** Exercise prompt **
In full and without alteration, write out the lines below.

** Provided records **
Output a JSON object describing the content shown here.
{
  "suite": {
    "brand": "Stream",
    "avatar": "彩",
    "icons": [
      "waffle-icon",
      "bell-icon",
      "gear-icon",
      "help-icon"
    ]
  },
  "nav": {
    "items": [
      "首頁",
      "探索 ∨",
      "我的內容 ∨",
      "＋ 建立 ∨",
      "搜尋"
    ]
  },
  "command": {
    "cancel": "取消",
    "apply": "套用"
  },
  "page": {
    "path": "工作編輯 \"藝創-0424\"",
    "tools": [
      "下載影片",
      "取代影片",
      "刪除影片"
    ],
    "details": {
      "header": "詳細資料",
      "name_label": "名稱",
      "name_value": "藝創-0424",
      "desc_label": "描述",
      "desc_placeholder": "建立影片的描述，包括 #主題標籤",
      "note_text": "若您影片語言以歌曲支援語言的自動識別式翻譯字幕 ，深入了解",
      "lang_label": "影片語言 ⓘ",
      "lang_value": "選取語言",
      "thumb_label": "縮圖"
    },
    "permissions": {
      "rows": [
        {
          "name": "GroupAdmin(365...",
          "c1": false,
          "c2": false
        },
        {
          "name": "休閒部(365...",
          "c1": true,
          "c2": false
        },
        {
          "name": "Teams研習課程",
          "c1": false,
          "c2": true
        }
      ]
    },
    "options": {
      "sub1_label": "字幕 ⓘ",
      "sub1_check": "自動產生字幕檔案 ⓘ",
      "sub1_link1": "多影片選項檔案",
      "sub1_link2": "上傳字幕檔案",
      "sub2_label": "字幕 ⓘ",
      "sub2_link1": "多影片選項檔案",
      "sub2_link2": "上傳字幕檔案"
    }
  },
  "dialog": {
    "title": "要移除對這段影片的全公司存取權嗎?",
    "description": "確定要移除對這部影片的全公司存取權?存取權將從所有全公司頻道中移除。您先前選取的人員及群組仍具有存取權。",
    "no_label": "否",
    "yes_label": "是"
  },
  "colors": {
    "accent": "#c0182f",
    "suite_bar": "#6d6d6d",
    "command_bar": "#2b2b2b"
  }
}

** Result of the exercise **
Output a JSON object describing the content shown here.
{
  "suite": {
    "brand": "Stream",
    "avatar": "彩",
    "icons": [
      "waffle-icon",
      "bell-icon",
      "gear-icon",
      "help-icon"
    ]
  },
  "nav": {
    "items": [
      "首頁",
      "探索 ∨",
      "我的內容 ∨",
      "＋ 建立 ∨",
      "搜尋"
    ]
  },
  "command": {
    "cancel": "取消",
    "apply": "套用"
  },
  "page": {
    "path": "工作編輯 \"藝創-0424\"",
    "tools": [
      "下載影片",
      "取代影片",
      "刪除影片"
    ],
    "details": {
      "header": "詳細資料",
      "name_label": "名稱",
      "name_value": "藝創-0424",
      "desc_label": "描述",
      "desc_placeholder": "建立影片的描述，包括 #主題標籤",
      "note_text": "若您影片語言以歌曲支援語言的自動識別式翻譯字幕 ，深入了解",
      "lang_label": "影片語言 ⓘ",
      "lang_value": "選取語言",
      "thumb_label": "縮圖"
    },
    "permissions": {
      "rows": [
        {
          "name": "GroupAdmin(365...",
          "c1": false,
          "c2": false
        },
        {
          "name": "休閒部(365...",
          "c1": true,
          "c2": false
        },
        {
          "name": "Teams研習課程",
          "c1": false,
          "c2": true
        }
      ]
    },
    "options": {
      "sub1_label": "字幕 ⓘ",
      "sub1_check": "自動產生字幕檔案 ⓘ",
      "sub1_link1": "多影片選項檔案",
      "sub1_link2": "上傳字幕檔案",
      "sub2_label": "字幕 ⓘ",
      "sub2_link1": "多影片選項檔案",
      "sub2_link2": "上傳字幕檔案"
    }
  },
  "dialog": {
    "title": "要移除對這段影片的全公司存取權嗎?",
    "description": "確定要移除對這部影片的全公司存取權?存取權將從所有全公司頻道中移除。您先前選取的人員及群組仍具有存取權。",
    "no_label": "否",
    "yes_label": "是"
  },
  "colors": {
    "accent": "#c0182f",
    "suite_bar": "#6d6d6d",
    "command_bar": "#2b2b2b"
  }
}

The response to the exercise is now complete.